* [Task prompt]: Only a number is expected here: the count of lines in this data where "screenshot" occurs.

* [Provided data]:

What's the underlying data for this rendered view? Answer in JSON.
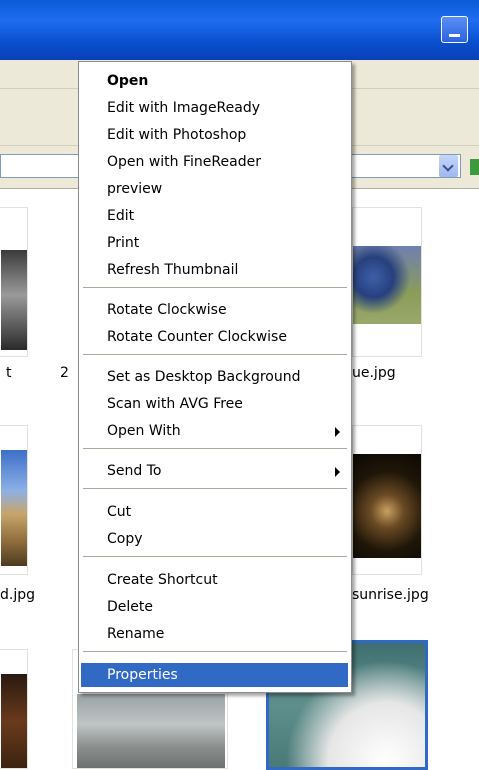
{
  "window": {
    "minimize_icon": "minimize-icon",
    "address_dropdown_icon": "chevron-down-icon"
  },
  "thumbnails": [
    {
      "label": "t"
    },
    {
      "label": "2"
    },
    {
      "label": "ue.jpg"
    },
    {
      "label": "d.jpg"
    },
    {
      "label": "sunrise.jpg"
    }
  ],
  "context_menu": {
    "items": [
      {
        "label": "Open"
      },
      {
        "label": "Edit with ImageReady"
      },
      {
        "label": "Edit with Photoshop"
      },
      {
        "label": "Open with FineReader"
      },
      {
        "label": "preview"
      },
      {
        "label": "Edit"
      },
      {
        "label": "Print"
      },
      {
        "label": "Refresh Thumbnail"
      },
      {
        "label": "Rotate Clockwise"
      },
      {
        "label": "Rotate Counter Clockwise"
      },
      {
        "label": "Set as Desktop Background"
      },
      {
        "label": "Scan with AVG Free"
      },
      {
        "label": "Open With"
      },
      {
        "label": "Send To"
      },
      {
        "label": "Cut"
      },
      {
        "label": "Copy"
      },
      {
        "label": "Create Shortcut"
      },
      {
        "label": "Delete"
      },
      {
        "label": "Rename"
      },
      {
        "label": "Properties"
      }
    ],
    "highlight_color": "#316ac5"
  }
}
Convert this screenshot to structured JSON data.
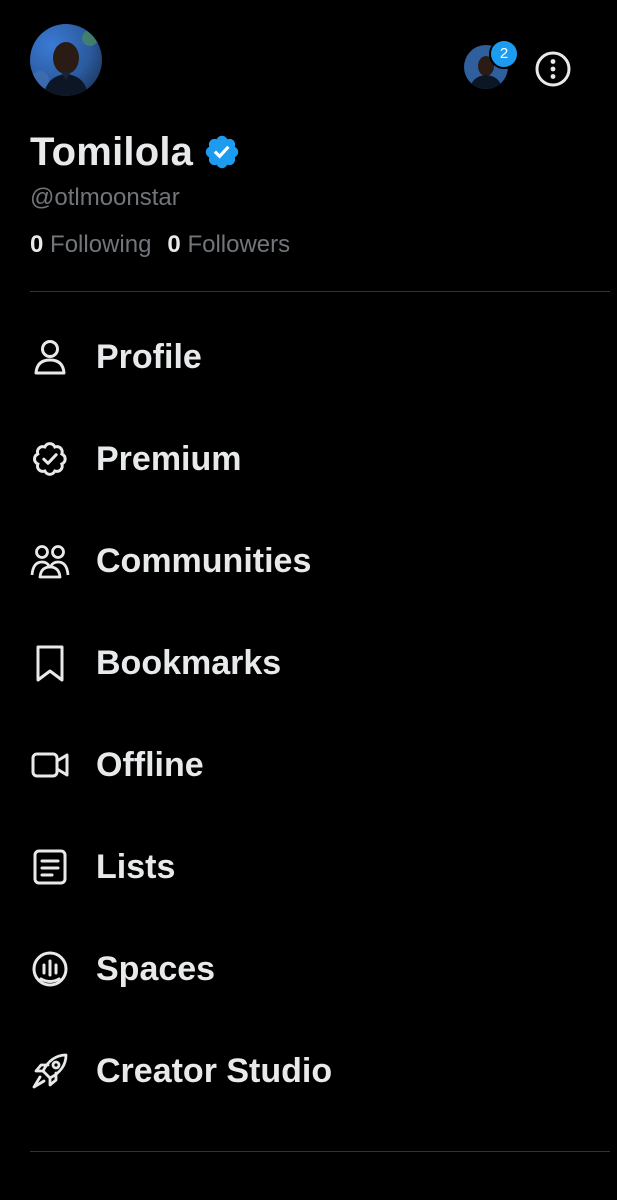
{
  "profile": {
    "display_name": "Tomilola",
    "handle": "@otlmoonstar",
    "following_count": "0",
    "following_label": "Following",
    "followers_count": "0",
    "followers_label": "Followers",
    "verified_icon": "verified-badge-icon"
  },
  "account_switcher": {
    "badge_count": "2"
  },
  "more_icon": "more-options-icon",
  "menu": {
    "items": [
      {
        "label": "Profile",
        "icon": "person-icon"
      },
      {
        "label": "Premium",
        "icon": "premium-badge-icon"
      },
      {
        "label": "Communities",
        "icon": "communities-icon"
      },
      {
        "label": "Bookmarks",
        "icon": "bookmark-icon"
      },
      {
        "label": "Offline",
        "icon": "video-camera-icon"
      },
      {
        "label": "Lists",
        "icon": "list-icon"
      },
      {
        "label": "Spaces",
        "icon": "spaces-icon"
      },
      {
        "label": "Creator Studio",
        "icon": "rocket-icon"
      }
    ]
  },
  "colors": {
    "background": "#000000",
    "primary_text": "#e7e9ea",
    "secondary_text": "#71767b",
    "accent": "#1d9bf0",
    "divider": "#2f3336"
  }
}
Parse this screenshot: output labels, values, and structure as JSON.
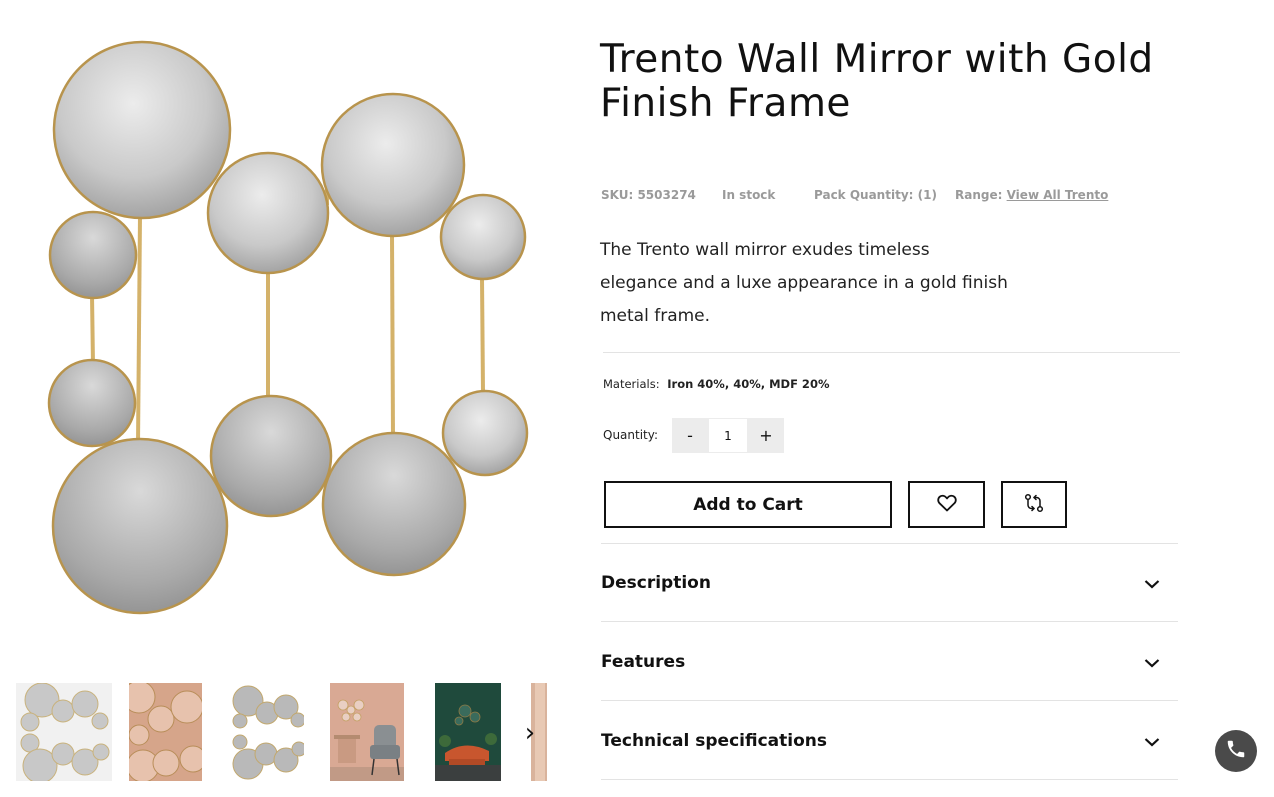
{
  "product": {
    "title": "Trento Wall Mirror with Gold Finish Frame",
    "sku": "SKU: 5503274",
    "stock": "In stock",
    "pack_quantity": "Pack Quantity: (1)",
    "range_label": "Range:",
    "range_link": "View All Trento",
    "description": "The Trento wall mirror exudes timeless elegance and a luxe appearance in a gold finish metal frame.",
    "materials_label": "Materials:",
    "materials_value": "Iron 40%, 40%, MDF 20%"
  },
  "quantity": {
    "label": "Quantity:",
    "minus": "-",
    "value": "1",
    "plus": "+"
  },
  "actions": {
    "add_to_cart": "Add to Cart",
    "wishlist_icon": "heart-icon",
    "compare_icon": "compare-arrows-icon"
  },
  "accordion": [
    {
      "label": "Description"
    },
    {
      "label": "Features"
    },
    {
      "label": "Technical specifications"
    }
  ],
  "gallery": {
    "next_arrow": "›",
    "thumbnails": [
      "mirror-white-background",
      "mirror-on-pink-wall",
      "mirror-product-shot",
      "mirror-in-living-room-with-chair",
      "mirror-on-green-wall-with-sofa",
      "mirror-partial-view"
    ]
  },
  "colors": {
    "gold_frame": "#c9a55e",
    "mirror_light": "#e2e2e2",
    "mirror_dark": "#9a9a9a",
    "button_border": "#111111",
    "phone_button": "#4a4a4a"
  },
  "floating": {
    "phone_icon": "phone-icon"
  }
}
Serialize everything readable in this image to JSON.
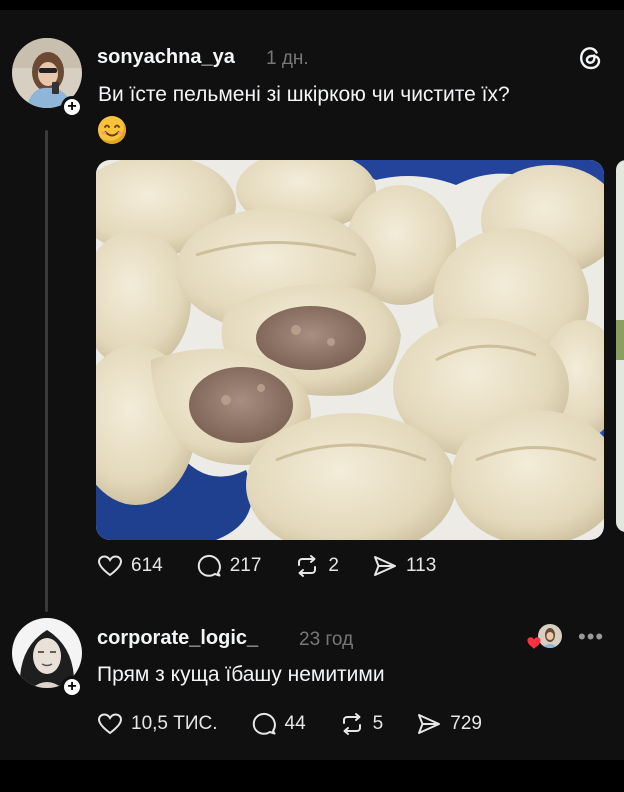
{
  "post": {
    "username": "sonyachna_ya",
    "time": "1 дн.",
    "text": "Ви їсте пельмені зі шкіркою чи чистите їх?",
    "emoji": "smiling-face-emoji",
    "stats": {
      "likes": "614",
      "comments": "217",
      "reposts": "2",
      "shares": "113"
    }
  },
  "reply": {
    "username": "corporate_logic_",
    "time": "23 год",
    "text": "Прям з куща їбашу немитими",
    "stats": {
      "likes": "10,5 ТИС.",
      "comments": "44",
      "reposts": "5",
      "shares": "729"
    }
  },
  "icons": {
    "app": "threads-logo-icon",
    "like": "heart-icon",
    "comment": "comment-bubble-icon",
    "repost": "repost-icon",
    "share": "send-icon",
    "more": "more-dots-icon"
  },
  "colors": {
    "background": "#101010",
    "text": "#f3f5f7",
    "muted": "#777777",
    "liked": "#ff3040"
  }
}
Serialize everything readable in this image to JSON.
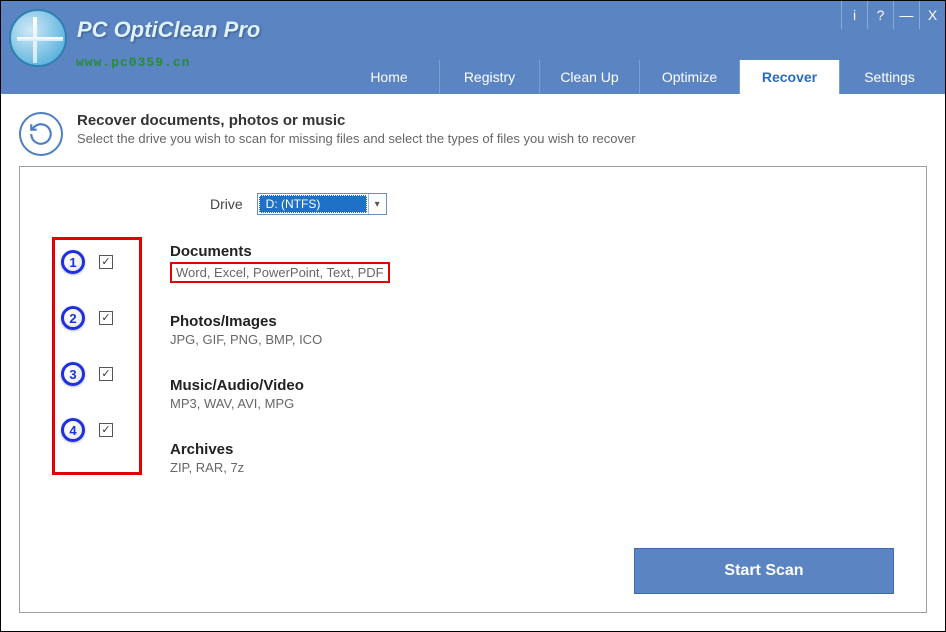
{
  "titlebar": {
    "info": "i",
    "help": "?",
    "min": "—",
    "close": "X"
  },
  "app": {
    "title": "PC OptiClean Pro",
    "watermark": "www.pc0359.cn"
  },
  "tabs": [
    {
      "id": "home",
      "label": "Home",
      "active": false
    },
    {
      "id": "registry",
      "label": "Registry",
      "active": false
    },
    {
      "id": "cleanup",
      "label": "Clean Up",
      "active": false
    },
    {
      "id": "optimize",
      "label": "Optimize",
      "active": false
    },
    {
      "id": "recover",
      "label": "Recover",
      "active": true
    },
    {
      "id": "settings",
      "label": "Settings",
      "active": false
    }
  ],
  "intro": {
    "title": "Recover documents, photos or music",
    "subtitle": "Select the drive you wish to scan for missing files and select the types of files you wish to recover"
  },
  "drive": {
    "label": "Drive",
    "selected": "D: (NTFS)"
  },
  "annotations": [
    "1",
    "2",
    "3",
    "4"
  ],
  "types": [
    {
      "key": "documents",
      "title": "Documents",
      "sub": "Word, Excel, PowerPoint, Text, PDF",
      "checked": true,
      "highlight": true
    },
    {
      "key": "photos",
      "title": "Photos/Images",
      "sub": "JPG, GIF, PNG, BMP, ICO",
      "checked": true,
      "highlight": false
    },
    {
      "key": "music",
      "title": "Music/Audio/Video",
      "sub": "MP3, WAV, AVI, MPG",
      "checked": true,
      "highlight": false
    },
    {
      "key": "archives",
      "title": "Archives",
      "sub": "ZIP, RAR, 7z",
      "checked": true,
      "highlight": false
    }
  ],
  "actions": {
    "start_scan": "Start Scan"
  }
}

* [Answer box]: 2